Work to complete ▸ Reproduce the data, keeping every word exactly as it is.

Data for review ▸
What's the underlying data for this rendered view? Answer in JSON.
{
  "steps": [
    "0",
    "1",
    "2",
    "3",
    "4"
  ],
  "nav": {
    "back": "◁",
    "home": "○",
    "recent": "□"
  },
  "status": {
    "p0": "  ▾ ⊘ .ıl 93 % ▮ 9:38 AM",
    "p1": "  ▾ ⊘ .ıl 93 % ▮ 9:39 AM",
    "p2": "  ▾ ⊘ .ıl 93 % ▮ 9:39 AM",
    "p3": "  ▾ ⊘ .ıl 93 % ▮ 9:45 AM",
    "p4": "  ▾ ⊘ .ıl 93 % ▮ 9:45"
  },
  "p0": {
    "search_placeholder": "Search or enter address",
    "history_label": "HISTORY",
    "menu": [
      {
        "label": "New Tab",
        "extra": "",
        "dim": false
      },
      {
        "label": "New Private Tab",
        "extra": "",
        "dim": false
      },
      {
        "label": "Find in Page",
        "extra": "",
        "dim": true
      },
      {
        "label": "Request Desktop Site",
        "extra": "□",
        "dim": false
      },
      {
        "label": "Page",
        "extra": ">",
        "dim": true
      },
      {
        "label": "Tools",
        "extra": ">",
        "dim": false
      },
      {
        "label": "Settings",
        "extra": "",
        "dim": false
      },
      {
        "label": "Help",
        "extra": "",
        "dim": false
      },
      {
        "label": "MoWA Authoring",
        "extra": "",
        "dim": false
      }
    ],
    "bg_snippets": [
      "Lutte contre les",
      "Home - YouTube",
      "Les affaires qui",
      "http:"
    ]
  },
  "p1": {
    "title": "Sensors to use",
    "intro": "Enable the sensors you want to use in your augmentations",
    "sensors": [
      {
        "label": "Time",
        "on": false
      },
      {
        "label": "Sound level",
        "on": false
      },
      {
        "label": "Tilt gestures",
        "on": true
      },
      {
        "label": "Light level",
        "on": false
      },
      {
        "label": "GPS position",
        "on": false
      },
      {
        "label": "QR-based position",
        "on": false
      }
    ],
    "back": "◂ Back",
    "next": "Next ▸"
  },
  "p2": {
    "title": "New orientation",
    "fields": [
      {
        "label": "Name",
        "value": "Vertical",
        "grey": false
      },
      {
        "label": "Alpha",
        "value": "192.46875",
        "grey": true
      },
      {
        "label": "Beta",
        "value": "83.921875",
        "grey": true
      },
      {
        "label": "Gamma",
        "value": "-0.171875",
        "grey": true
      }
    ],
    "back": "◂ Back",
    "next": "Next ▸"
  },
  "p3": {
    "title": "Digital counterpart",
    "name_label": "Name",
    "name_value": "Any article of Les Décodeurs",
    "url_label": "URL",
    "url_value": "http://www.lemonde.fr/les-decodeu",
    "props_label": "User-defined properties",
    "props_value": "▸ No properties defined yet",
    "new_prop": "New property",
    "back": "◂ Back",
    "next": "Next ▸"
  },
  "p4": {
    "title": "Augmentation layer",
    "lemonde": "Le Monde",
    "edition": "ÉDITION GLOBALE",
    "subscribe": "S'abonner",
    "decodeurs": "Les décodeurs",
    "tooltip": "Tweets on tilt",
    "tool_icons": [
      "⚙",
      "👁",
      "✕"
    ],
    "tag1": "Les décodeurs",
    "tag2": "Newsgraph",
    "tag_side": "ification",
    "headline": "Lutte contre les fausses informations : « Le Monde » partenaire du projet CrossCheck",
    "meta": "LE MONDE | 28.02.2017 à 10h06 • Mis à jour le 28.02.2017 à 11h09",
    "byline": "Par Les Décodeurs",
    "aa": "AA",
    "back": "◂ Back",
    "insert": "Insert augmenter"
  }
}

Answer box ▸
What's the underlying data for this rendered view? Answer in JSON.
{
  "steps": [
    "0",
    "1",
    "2",
    "3",
    "4"
  ],
  "nav": {
    "back": "◁",
    "home": "○",
    "recent": "□"
  },
  "status": {
    "p0": "  ▾ ⊘ .ıl 93 % ▮ 9:38 AM",
    "p1": "  ▾ ⊘ .ıl 93 % ▮ 9:39 AM",
    "p2": "  ▾ ⊘ .ıl 93 % ▮ 9:39 AM",
    "p3": "  ▾ ⊘ .ıl 93 % ▮ 9:45 AM",
    "p4": "  ▾ ⊘ .ıl 93 % ▮ 9:45"
  },
  "p0": {
    "search_placeholder": "Search or enter address",
    "history_label": "HISTORY",
    "menu": [
      {
        "label": "New Tab",
        "extra": "",
        "dim": false
      },
      {
        "label": "New Private Tab",
        "extra": "",
        "dim": false
      },
      {
        "label": "Find in Page",
        "extra": "",
        "dim": true
      },
      {
        "label": "Request Desktop Site",
        "extra": "□",
        "dim": false
      },
      {
        "label": "Page",
        "extra": ">",
        "dim": true
      },
      {
        "label": "Tools",
        "extra": ">",
        "dim": false
      },
      {
        "label": "Settings",
        "extra": "",
        "dim": false
      },
      {
        "label": "Help",
        "extra": "",
        "dim": false
      },
      {
        "label": "MoWA Authoring",
        "extra": "",
        "dim": false
      }
    ],
    "bg_snippets": [
      "Lutte contre les",
      "Home - YouTube",
      "Les affaires qui",
      "http:"
    ]
  },
  "p1": {
    "title": "Sensors to use",
    "intro": "Enable the sensors you want to use in your augmentations",
    "sensors": [
      {
        "label": "Time",
        "on": false
      },
      {
        "label": "Sound level",
        "on": false
      },
      {
        "label": "Tilt gestures",
        "on": true
      },
      {
        "label": "Light level",
        "on": false
      },
      {
        "label": "GPS position",
        "on": false
      },
      {
        "label": "QR-based position",
        "on": false
      }
    ],
    "back": "◂ Back",
    "next": "Next ▸"
  },
  "p2": {
    "title": "New orientation",
    "fields": [
      {
        "label": "Name",
        "value": "Vertical",
        "grey": false
      },
      {
        "label": "Alpha",
        "value": "192.46875",
        "grey": true
      },
      {
        "label": "Beta",
        "value": "83.921875",
        "grey": true
      },
      {
        "label": "Gamma",
        "value": "-0.171875",
        "grey": true
      }
    ],
    "back": "◂ Back",
    "next": "Next ▸"
  },
  "p3": {
    "title": "Digital counterpart",
    "name_label": "Name",
    "name_value": "Any article of Les Décodeurs",
    "url_label": "URL",
    "url_value": "http://www.lemonde.fr/les-decodeu",
    "props_label": "User-defined properties",
    "props_value": "▸ No properties defined yet",
    "new_prop": "New property",
    "back": "◂ Back",
    "next": "Next ▸"
  },
  "p4": {
    "title": "Augmentation layer",
    "lemonde": "Le Monde",
    "edition": "ÉDITION GLOBALE",
    "subscribe": "S'abonner",
    "decodeurs": "Les décodeurs",
    "tooltip": "Tweets on tilt",
    "tool_icons": [
      "⚙",
      "👁",
      "✕"
    ],
    "tag1": "Les décodeurs",
    "tag2": "Newsgraph",
    "tag_side": "ification",
    "headline": "Lutte contre les fausses informations : « Le Monde » partenaire du projet CrossCheck",
    "meta": "LE MONDE | 28.02.2017 à 10h06 • Mis à jour le 28.02.2017 à 11h09",
    "byline": "Par Les Décodeurs",
    "aa": "AA",
    "back": "◂ Back",
    "insert": "Insert augmenter"
  }
}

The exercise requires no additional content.